Neb Supreme Court: Tax 'Alcopops' As Hard Liquor
LINCOLN, Neb. (AP) — The Nebraska Supreme Court ruled Friday that sweetened malt beverages known as "alcopops" should be taxed as hard liquor instead of beer.
The ruling means the state can tax malt beverages such as Mike's Hard Lemonade and Smirnoff Ice at $3.75 per gallon, instead of the 31-cent-per-gallon tax imposed on beer, and could force beer-only stores to stop selling such drinks.
But lawmakers are expected to debate a bill this week that would effectively undo Friday's decision, allowing the drinks to again be taxed as beer.
Critics say the beverages are aimed at young customers because of their sweet taste. The Nebraska Liquor Control Commission classified brewed malt beverages as beer in 2006, to align the state's alcoholic beverage policies with federal rules.

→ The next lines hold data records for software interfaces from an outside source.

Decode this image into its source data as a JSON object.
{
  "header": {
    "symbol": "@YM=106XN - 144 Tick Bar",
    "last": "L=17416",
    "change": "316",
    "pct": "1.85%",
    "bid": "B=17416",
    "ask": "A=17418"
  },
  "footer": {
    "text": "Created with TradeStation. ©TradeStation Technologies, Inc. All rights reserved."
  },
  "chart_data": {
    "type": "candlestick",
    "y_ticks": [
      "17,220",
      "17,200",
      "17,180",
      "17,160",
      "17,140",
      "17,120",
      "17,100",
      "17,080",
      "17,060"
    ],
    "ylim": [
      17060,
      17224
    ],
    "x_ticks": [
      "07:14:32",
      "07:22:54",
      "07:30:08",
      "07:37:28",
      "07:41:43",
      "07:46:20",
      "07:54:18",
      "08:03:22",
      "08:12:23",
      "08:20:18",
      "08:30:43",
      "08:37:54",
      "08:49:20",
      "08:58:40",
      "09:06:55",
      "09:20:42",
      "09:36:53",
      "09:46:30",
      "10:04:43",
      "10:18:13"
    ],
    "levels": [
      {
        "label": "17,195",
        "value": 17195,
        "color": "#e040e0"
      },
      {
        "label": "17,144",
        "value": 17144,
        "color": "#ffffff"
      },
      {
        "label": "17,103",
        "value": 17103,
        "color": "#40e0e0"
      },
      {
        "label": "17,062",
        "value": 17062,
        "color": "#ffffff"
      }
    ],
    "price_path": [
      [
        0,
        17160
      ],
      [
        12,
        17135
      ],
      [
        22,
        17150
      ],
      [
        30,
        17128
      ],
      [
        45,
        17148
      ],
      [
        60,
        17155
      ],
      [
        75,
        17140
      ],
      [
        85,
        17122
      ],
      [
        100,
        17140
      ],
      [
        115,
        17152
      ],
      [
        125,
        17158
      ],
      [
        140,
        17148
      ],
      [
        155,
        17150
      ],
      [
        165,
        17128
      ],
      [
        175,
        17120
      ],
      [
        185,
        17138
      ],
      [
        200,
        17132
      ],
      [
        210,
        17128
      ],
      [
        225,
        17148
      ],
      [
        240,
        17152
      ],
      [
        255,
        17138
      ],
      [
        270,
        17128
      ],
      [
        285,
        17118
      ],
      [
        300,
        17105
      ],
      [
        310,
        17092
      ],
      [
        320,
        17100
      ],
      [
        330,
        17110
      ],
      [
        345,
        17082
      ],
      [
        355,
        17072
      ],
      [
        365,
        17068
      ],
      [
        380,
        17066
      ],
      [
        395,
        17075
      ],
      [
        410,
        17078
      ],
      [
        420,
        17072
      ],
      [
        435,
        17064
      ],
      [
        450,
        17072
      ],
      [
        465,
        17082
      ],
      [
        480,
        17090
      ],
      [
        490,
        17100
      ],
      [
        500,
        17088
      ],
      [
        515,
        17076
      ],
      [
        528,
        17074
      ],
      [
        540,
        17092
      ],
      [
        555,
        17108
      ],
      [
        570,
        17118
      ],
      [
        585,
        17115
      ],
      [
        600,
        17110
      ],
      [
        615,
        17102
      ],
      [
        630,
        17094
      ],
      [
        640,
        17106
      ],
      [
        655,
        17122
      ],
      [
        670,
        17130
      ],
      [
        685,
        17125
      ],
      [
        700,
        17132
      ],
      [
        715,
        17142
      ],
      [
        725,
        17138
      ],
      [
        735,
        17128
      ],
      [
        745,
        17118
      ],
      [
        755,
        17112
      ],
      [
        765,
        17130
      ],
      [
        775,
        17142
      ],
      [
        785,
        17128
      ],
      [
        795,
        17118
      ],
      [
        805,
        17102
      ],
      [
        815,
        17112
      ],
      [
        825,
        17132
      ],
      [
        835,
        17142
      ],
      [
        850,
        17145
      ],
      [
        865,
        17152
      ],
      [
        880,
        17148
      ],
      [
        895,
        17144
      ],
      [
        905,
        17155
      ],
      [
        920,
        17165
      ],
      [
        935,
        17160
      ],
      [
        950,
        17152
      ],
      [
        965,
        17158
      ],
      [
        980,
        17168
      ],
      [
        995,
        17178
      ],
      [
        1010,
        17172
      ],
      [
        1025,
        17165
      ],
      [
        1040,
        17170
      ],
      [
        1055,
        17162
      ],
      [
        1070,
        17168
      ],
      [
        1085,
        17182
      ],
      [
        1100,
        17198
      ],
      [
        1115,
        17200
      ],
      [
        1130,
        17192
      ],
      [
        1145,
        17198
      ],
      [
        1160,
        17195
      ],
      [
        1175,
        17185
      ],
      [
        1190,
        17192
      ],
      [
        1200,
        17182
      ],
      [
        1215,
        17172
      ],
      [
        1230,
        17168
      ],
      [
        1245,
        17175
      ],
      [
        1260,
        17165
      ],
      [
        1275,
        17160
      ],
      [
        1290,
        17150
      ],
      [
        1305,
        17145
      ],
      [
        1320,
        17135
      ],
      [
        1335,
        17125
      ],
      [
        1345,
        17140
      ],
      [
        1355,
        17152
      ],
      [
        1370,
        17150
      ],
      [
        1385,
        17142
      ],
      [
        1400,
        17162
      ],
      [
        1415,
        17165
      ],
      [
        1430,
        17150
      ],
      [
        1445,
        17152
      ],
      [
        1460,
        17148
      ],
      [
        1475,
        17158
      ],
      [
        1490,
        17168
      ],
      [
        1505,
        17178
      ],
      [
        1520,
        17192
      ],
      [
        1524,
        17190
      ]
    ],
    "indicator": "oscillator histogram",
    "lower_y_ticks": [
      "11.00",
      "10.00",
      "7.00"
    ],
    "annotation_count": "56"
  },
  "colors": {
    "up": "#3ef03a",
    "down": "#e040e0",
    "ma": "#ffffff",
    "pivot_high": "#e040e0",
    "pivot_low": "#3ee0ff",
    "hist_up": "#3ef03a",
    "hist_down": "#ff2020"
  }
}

The ruling answered a 2009 lawsuit filed by a mother and three Nebraska groups that fight underage drinking. The groups argued that the state commission ruling conflicts with Nebraska law — enacted right after Prohibition — that bans the mixture of hard liquor and beer. Nebraska is the only state with such a ban.
One of the groups, Project Extra Mile, contends the beer classification helped make the drinks popular with underage drinkers by keeping them on more store shelves and at lower prices. Assuming the higher taxes are passed along to consumers, the hard-liquor classification would significantly raise shelf prices.
The court said the commission exceeded its authority when it classified the beverages as beer, but acknowledged that the Legislature could change the definition.
"The Nebraska Liquor Control Commission plainly defines spirits as beverages that contain alcohol obtained by distillation," the court wrote in its opinion. "Up to 49 percent of the alcohol in flavored malt beverages is distilled alcohol. Therefore, a flavored malt beverage is a spirit."
the Nebraska Attorney General's office argued that flavored malt beverages meet the definition of beer under state law. The attorney general's office also questioned whether the mother and three groups had standing to bring the lawsuit because the classification of the drinks had no direct effect on them.
The group's attorney, Vince Powers, said taxing the malt beverages as liquor could yield an additional $2 million to $3 million annually for the state and helped fight underage drinking.
"Now these out-of-state corporations will have to follow the law and pay their fair share like the rest of us," he said.
But Nebraska lawmakers could begin debate as early as this week to redefine the beverages as beer for tax purposes.
Wilber Sen. Russ Karpisek said he introduced the measure in anticipation of the court rejecting the commission's decision and classifying the drinks as liquor.
His proposal, LB 824, has won support from the beverage, grocery and convenience stores industries but was opposed by Project Extra Mile, the Omaha-based group that fights underage drinking. The Legislature's General Affairs Committee voted 8-0 to advance the measure for full legislative debate.
"That's why we put the bill in," Karpisek said of the ruling. "We wanted it just in case the ruling wasn't what we agreed with, or if there wasn't a ruling for a while."